Open Records. On January 8, 2002, Acting Governor, Donald DiFrancesco, signed into Law a new Open Public Records Act ("OPRA").

The new statute makes significant improvements to the prior Right to Know Law:

 •  The law provides a succinct definition of "public record" which will assist custodians in providing access while at the same time excluding from the definition records not kept by a public officer in the course of his/her official business.

 •  The law provides a uniform system for requesting records and responding to requests as well as a time from within which the custodian must respond to the request — a significant omission in the prior Right to Know Law.

 •  The law preserves the existing court review of access disputes and provides a less expensive alternative administrative review, at the requester's option through the Government Records Council.

 •  The law provides for penalties for a knowing and willful violation of the law and allows for the recovery of reasonable attorney fees by a requester who prevails in a proceeding to gain access.

 •  The law preserves the common law right of access.

 •  The law provides for access to records stored or maintained electronically.

 •  The law preserves the confidentiality of investigative records by maintaining the current law as it applies to such records. In recognition of the need to protect investigations in progress and the law enforcement offices involved in those investigations, the Act does not broaden the existing right to access to such records but does broaden the right of access to non-investigatory records maintained by law enforcement agencies.

Open Meetings.

In 1975 the New Jersey Legislature enacted the Open Public Meeting Act, N.J.S.A. 10:4-6, et seq, commonly known as the "Sunshine Law." While some of the provisions of this Act had been included in prior legislation (See N.J.S.A. 10:4-1 to 5, repealed by L.1975, c.231), the Legislature saw the need for a stronger statute in order to prevent the public and the press from being "needlessly barr[ed] . . . from certain policymaking meetings of public bodies." Introductory Statement of Assembly No. 1030 — L.1975, c.231. The Sunshine Law was intended by the Legislature to establish comprehensive and uniform procedures at all levels of government to insure

that the public and the press have advance notice of and the opportunity to attend most meetings, including executive sessions, of all public bodies . . . .

Evidence of the strong public policies which underlie the Sunshine Law and which govern its application is expressed in the preamble to the legislation, which states:

The Legislature finds and declares that the right of the public to be present at all meetings of public bodies, and to witness in full detail all phases of the deliberation, policy formulation, and decision making of public bodies, is vital to the enhancement and proper functioning of the democratic process [and] that secrecy in public affairs undermines the faith of the public in government and the public's effectiveness in fulfilling its role in a democratic society . . . .

N.J.S.A. 10:4-7.

The extent to which the courts would go to fulfill and implement the public policies expressed by the Legislature was demonstrated in the 1977 decision in Polillo v. Deane, 74 N.J. 562, 379 A.2d 211 (1977), the first New Jersey Supreme Court case involving the Sunshine Law. In Polillo the issues before the Supreme Court were the extent to which the Atlantic City Charter Study Commission had violated the Sunshine Law and what remedies should be imposed for violation.

The charter study commission had been established by voter referendum to consider the merits of adopting a new form of government.

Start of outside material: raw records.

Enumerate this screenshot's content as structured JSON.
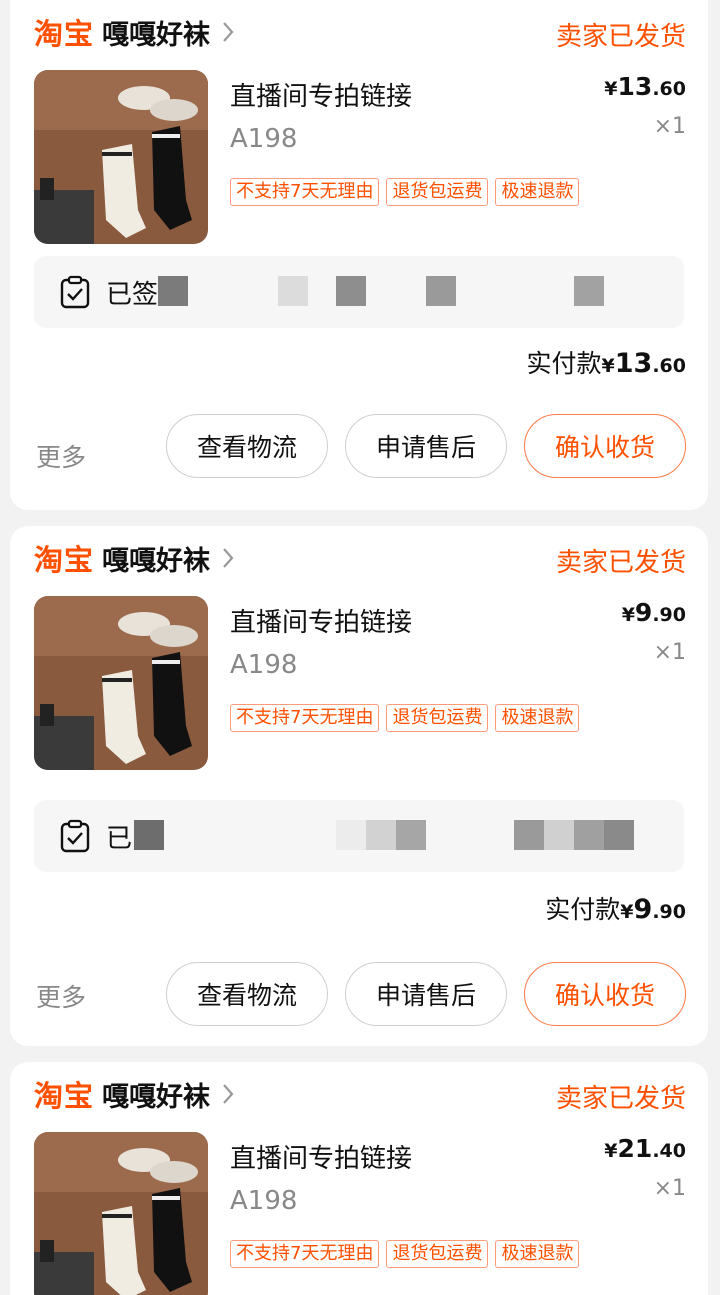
{
  "orders": [
    {
      "platform": "淘宝",
      "shop_name": "嘎嘎好袜",
      "status": "卖家已发货",
      "product_title": "直播间专拍链接",
      "sku": "A198",
      "tags": [
        "不支持7天无理由",
        "退货包运费",
        "极速退款"
      ],
      "price": {
        "yen": "¥",
        "int": "13",
        "dec": ".60"
      },
      "quantity": "×1",
      "logistics_text": "已签",
      "paid_label": "实付款",
      "paid": {
        "yen": "¥",
        "int": "13",
        "dec": ".60"
      },
      "more_label": "更多",
      "buttons": {
        "logistics": "查看物流",
        "after_sale": "申请售后",
        "confirm": "确认收货"
      }
    },
    {
      "platform": "淘宝",
      "shop_name": "嘎嘎好袜",
      "status": "卖家已发货",
      "product_title": "直播间专拍链接",
      "sku": "A198",
      "tags": [
        "不支持7天无理由",
        "退货包运费",
        "极速退款"
      ],
      "price": {
        "yen": "¥",
        "int": "9",
        "dec": ".90"
      },
      "quantity": "×1",
      "logistics_text": "已",
      "paid_label": "实付款",
      "paid": {
        "yen": "¥",
        "int": "9",
        "dec": ".90"
      },
      "more_label": "更多",
      "buttons": {
        "logistics": "查看物流",
        "after_sale": "申请售后",
        "confirm": "确认收货"
      }
    },
    {
      "platform": "淘宝",
      "shop_name": "嘎嘎好袜",
      "status": "卖家已发货",
      "product_title": "直播间专拍链接",
      "sku": "A198",
      "tags": [
        "不支持7天无理由",
        "退货包运费",
        "极速退款"
      ],
      "price": {
        "yen": "¥",
        "int": "21",
        "dec": ".40"
      },
      "quantity": "×1"
    }
  ],
  "colors": {
    "accent": "#ff5000",
    "background": "#f2f2f2",
    "card": "#ffffff"
  }
}
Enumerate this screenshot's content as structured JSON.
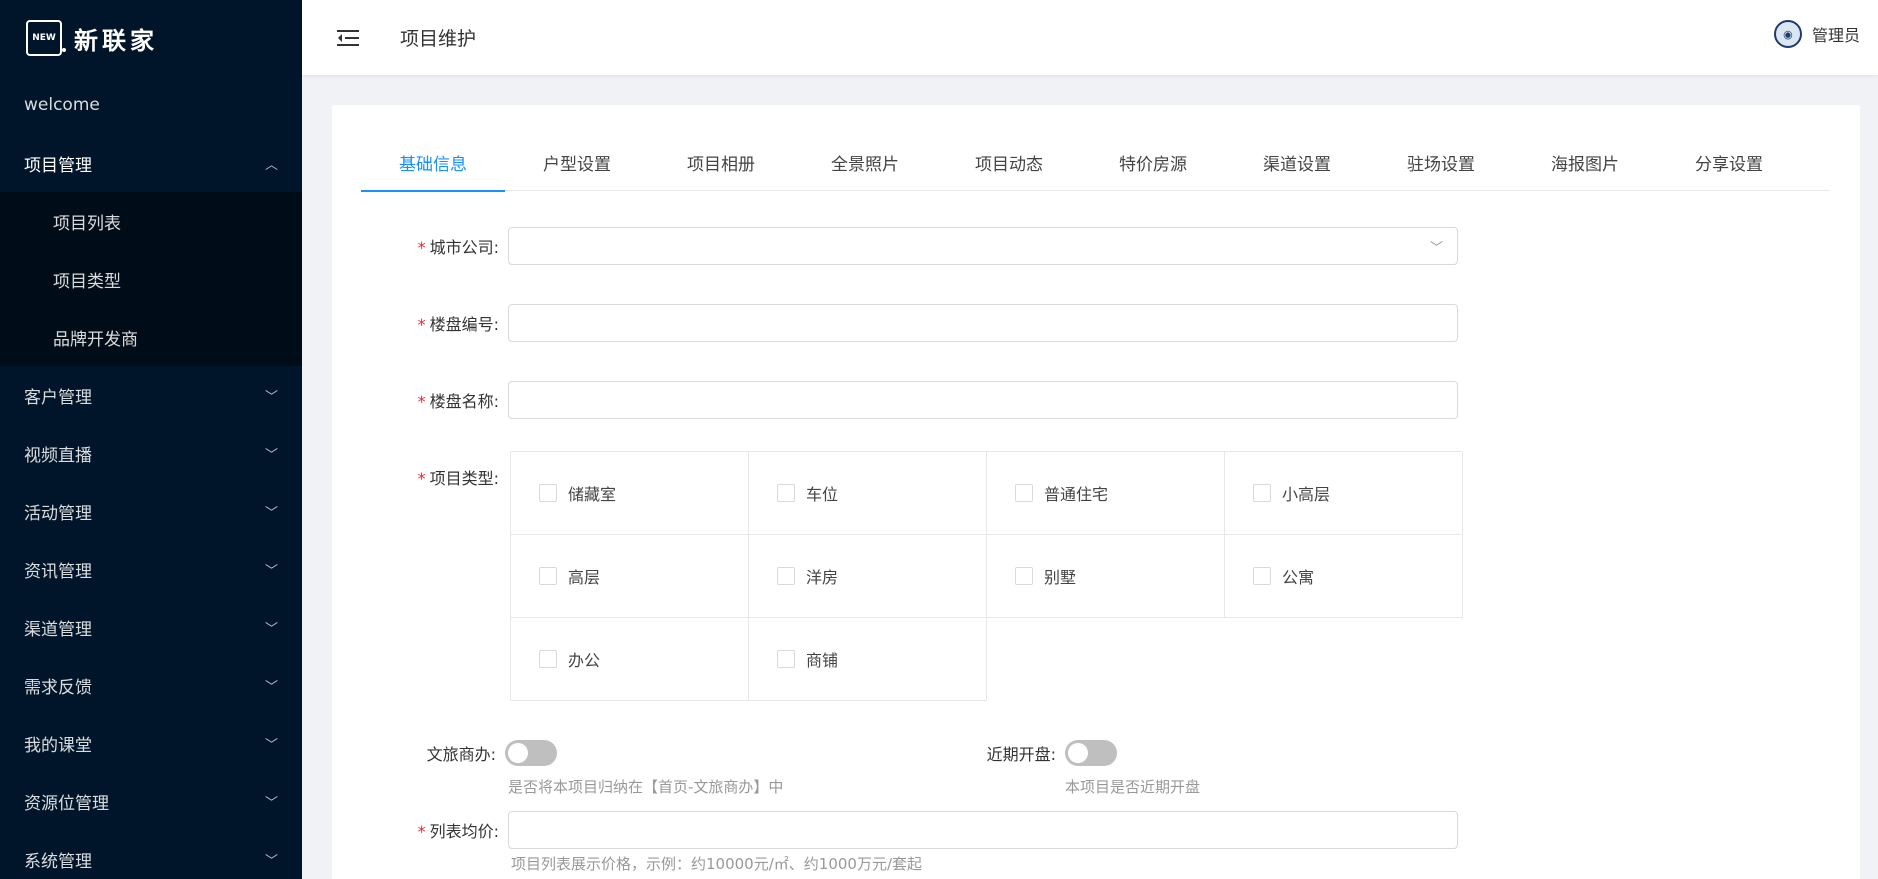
{
  "brand": {
    "logo_mark": "NEW",
    "name": "新联家"
  },
  "sidebar": {
    "items": [
      {
        "label": "welcome"
      },
      {
        "label": "项目管理"
      },
      {
        "label": "项目列表"
      },
      {
        "label": "项目类型"
      },
      {
        "label": "品牌开发商"
      },
      {
        "label": "客户管理"
      },
      {
        "label": "视频直播"
      },
      {
        "label": "活动管理"
      },
      {
        "label": "资讯管理"
      },
      {
        "label": "渠道管理"
      },
      {
        "label": "需求反馈"
      },
      {
        "label": "我的课堂"
      },
      {
        "label": "资源位管理"
      },
      {
        "label": "系统管理"
      }
    ]
  },
  "header": {
    "title": "项目维护",
    "user": "管理员"
  },
  "tabs": [
    "基础信息",
    "户型设置",
    "项目相册",
    "全景照片",
    "项目动态",
    "特价房源",
    "渠道设置",
    "驻场设置",
    "海报图片",
    "分享设置"
  ],
  "form": {
    "required_mark": "*",
    "city_label": "城市公司:",
    "code_label": "楼盘编号:",
    "name_label": "楼盘名称:",
    "type_label": "项目类型:",
    "types": [
      "储藏室",
      "车位",
      "普通住宅",
      "小高层",
      "高层",
      "洋房",
      "别墅",
      "公寓",
      "办公",
      "商铺"
    ],
    "wenlv_label": "文旅商办:",
    "wenlv_hint": "是否将本项目归纳在【首页-文旅商办】中",
    "recent_label": "近期开盘:",
    "recent_hint": "本项目是否近期开盘",
    "price_label": "列表均价:",
    "price_hint": "项目列表展示价格，示例：约10000元/㎡、约1000万元/套起"
  },
  "colors": {
    "sidebar": "#001529",
    "accent": "#1890ff",
    "required": "#f5222d"
  }
}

In performing this function, the commission held meetings and hearings, some of which did not comply fully with the notice requirements of the Sunshine Law. The commission recommended that there be a voter referendum on adopting a "strong mayor" form of government. The referendum was thereafter placed on the ballot, and the voters of Atlantic City overwhelmingly adopted this new form of government.

Even though most of the commission's meetings had been well-publicized ahead of time and the hearings involved substantial public attendance and participation, the court found that there must be "strict adherence to the letter of law" with respect to the notice requirements of the Sunshine Law. Since strict adherence had not taken place, the court ruled that the vote of the commission to recommend a referendum must be invalidated, along with the voter referendum approving the new form of government. It ordered the commission to "embark again" on its task of considering a new form of government for Atlantic City.

The Supreme Court's decision in Polillo set the tone for all subsequent court decisions on interpretation and application of the Sunshine Law. And to a great extent the lower courts have required "strict adherence to the letter of the law" and have liberally construed the Sunshine Law to accomplish its purpose and the public policy of New Jersey. See N.J.S.A. 10:4-21.